Reactions to China-linked Fake News: Experimental Evidence from Taiwan
China is accused of conducting disinformation campaigns on Taiwan's social media. Existing studies on foreign interventions in democratic societies predict that such disinformation campaigns should lead to increasing partisan polarization within Taiwan. We argue that a backlash effect, making Taiwan's citizens more united against China, is equally plausible. We conduct a survey experiment exposing participants to a real-life rumour and rebuttal to test these competing hypotheses. We find, at best, mixed evidence for polarization. Although neither rumour nor rebuttal mention China, there is consistent evidence of backlash against China. Most notably, participants across the political spectrum are more inclined to support Taiwanese independence after viewing the rumour rebuttal. These findings indicate that citizens may put aside partisanship when confronted with false news that is plausibly linked to an external actor. We conclude by discussing the broader applicability of our theory and implications for cross-Strait relations.

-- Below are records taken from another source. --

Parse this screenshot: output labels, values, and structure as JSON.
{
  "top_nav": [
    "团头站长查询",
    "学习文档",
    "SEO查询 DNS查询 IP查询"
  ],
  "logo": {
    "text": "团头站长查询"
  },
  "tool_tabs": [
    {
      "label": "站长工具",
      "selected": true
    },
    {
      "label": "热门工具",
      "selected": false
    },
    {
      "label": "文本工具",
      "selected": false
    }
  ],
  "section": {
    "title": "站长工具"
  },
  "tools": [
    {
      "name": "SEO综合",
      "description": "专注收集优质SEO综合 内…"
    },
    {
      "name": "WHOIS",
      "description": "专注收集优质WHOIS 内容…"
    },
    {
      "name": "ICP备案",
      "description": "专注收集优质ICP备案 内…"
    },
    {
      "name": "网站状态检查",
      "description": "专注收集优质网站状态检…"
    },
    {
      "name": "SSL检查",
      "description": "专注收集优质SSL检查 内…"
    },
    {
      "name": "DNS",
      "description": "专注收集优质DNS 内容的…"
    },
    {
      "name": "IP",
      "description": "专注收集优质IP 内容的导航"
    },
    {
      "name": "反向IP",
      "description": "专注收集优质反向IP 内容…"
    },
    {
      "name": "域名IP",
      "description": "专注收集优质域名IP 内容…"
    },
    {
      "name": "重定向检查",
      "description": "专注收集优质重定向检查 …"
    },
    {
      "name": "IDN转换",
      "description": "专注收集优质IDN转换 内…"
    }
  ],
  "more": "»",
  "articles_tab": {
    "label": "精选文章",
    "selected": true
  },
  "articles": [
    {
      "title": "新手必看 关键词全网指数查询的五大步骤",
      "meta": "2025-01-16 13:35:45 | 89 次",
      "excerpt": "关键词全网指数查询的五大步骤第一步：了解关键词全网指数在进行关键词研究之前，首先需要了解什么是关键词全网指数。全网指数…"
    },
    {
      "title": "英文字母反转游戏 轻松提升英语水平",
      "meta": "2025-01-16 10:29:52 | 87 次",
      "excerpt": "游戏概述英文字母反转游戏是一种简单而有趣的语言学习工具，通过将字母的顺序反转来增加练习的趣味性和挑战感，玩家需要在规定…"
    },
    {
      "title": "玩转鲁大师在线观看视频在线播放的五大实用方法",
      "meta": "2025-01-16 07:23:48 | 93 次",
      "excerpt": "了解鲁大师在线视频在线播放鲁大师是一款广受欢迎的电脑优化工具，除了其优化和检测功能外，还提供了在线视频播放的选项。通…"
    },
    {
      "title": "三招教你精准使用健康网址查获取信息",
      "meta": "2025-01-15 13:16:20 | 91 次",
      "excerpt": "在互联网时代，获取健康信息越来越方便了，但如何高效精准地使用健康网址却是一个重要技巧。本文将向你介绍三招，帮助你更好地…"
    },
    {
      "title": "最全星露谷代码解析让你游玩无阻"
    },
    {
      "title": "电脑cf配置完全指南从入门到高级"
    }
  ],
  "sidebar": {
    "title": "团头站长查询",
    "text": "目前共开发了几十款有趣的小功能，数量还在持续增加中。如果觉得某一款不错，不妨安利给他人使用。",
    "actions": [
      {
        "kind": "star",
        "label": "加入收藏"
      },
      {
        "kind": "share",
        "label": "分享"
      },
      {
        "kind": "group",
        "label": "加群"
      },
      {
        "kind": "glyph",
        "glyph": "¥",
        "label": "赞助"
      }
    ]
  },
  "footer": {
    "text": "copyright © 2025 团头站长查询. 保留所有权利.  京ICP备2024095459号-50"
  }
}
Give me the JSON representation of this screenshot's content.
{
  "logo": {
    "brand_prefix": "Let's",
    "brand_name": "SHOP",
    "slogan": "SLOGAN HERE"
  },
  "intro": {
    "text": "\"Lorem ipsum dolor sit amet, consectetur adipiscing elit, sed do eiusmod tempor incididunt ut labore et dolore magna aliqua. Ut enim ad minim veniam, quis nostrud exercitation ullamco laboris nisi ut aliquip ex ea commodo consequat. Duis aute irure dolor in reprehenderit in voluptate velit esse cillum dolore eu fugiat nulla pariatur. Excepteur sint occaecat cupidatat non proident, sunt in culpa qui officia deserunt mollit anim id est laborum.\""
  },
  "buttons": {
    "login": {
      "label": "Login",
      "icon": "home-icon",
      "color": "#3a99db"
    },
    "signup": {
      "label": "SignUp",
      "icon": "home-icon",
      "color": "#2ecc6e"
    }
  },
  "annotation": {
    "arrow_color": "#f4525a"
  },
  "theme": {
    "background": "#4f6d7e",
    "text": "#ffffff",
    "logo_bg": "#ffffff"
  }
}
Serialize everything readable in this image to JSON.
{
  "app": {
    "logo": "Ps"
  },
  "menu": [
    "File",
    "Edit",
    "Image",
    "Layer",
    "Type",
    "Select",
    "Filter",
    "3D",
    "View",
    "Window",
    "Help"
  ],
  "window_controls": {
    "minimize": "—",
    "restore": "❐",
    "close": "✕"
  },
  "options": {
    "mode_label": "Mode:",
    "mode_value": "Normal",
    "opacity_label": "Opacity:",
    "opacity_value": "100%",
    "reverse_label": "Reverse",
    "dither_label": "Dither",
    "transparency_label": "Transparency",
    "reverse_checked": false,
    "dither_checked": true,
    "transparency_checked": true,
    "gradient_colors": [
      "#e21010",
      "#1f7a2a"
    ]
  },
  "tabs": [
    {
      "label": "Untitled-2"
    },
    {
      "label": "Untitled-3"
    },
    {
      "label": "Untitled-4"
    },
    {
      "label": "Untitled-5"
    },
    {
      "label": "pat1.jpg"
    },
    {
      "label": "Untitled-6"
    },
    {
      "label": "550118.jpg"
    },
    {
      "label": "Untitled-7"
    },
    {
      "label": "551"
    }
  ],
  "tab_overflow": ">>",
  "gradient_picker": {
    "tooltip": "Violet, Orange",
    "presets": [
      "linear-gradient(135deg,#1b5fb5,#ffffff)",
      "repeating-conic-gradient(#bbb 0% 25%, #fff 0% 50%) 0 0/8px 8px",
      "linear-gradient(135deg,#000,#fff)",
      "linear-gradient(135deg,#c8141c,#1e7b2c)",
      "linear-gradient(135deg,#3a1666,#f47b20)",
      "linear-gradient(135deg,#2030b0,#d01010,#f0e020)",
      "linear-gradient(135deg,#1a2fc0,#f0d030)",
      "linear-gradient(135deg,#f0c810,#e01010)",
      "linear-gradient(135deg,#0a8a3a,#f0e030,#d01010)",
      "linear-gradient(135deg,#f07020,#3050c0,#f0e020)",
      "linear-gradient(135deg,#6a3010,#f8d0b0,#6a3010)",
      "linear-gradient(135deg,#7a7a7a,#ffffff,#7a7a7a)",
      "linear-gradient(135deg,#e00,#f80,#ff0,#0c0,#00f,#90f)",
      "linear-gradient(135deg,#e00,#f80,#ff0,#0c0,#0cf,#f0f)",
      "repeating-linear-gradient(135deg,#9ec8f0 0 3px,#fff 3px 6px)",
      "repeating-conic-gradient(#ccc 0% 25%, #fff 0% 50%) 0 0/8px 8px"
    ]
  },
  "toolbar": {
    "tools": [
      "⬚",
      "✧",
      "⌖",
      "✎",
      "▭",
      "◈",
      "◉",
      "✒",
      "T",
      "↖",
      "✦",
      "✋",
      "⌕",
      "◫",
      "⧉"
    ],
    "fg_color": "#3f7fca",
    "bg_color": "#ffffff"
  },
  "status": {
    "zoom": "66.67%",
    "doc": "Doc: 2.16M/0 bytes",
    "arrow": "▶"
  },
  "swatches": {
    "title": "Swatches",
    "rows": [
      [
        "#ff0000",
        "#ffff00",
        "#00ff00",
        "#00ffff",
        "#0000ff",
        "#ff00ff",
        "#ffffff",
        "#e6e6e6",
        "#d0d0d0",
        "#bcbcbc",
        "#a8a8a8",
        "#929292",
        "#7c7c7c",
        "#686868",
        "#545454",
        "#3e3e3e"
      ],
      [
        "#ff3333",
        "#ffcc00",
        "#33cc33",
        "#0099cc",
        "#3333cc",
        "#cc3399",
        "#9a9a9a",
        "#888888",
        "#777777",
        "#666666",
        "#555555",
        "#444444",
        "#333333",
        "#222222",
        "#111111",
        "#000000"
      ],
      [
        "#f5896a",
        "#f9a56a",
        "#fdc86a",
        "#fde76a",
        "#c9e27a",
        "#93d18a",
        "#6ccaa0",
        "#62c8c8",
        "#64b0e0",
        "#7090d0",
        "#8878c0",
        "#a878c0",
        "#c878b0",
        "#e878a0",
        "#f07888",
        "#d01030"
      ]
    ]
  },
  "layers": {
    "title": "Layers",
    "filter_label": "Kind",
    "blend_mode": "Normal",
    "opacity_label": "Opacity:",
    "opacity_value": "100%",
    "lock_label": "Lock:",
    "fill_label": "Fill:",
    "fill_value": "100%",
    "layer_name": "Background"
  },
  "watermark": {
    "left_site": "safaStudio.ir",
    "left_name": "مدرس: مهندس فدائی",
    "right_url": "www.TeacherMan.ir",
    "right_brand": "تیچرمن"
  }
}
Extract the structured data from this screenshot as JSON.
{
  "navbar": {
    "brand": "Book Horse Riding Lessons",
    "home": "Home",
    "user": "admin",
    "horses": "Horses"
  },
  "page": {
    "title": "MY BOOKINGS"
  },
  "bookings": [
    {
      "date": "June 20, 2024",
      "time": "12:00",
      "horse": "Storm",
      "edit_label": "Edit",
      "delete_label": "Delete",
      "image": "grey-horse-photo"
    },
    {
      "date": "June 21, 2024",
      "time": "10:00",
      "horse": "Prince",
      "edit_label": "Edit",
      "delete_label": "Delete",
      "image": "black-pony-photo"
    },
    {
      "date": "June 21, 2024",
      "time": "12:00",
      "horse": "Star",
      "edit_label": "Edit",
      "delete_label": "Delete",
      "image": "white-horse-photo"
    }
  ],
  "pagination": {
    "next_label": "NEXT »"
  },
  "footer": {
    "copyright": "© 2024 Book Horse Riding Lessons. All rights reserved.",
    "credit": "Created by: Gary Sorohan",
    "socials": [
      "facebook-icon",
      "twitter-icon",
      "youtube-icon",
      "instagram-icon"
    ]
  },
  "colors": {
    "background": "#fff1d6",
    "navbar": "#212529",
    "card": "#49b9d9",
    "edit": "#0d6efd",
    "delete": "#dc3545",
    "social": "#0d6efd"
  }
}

Bauer, Fin and Wilson, Kimberly L., "Reactions to China-linked Fake News: Experimental Evidence from Taiwan" (2022). ETSU Faculty Works. 475.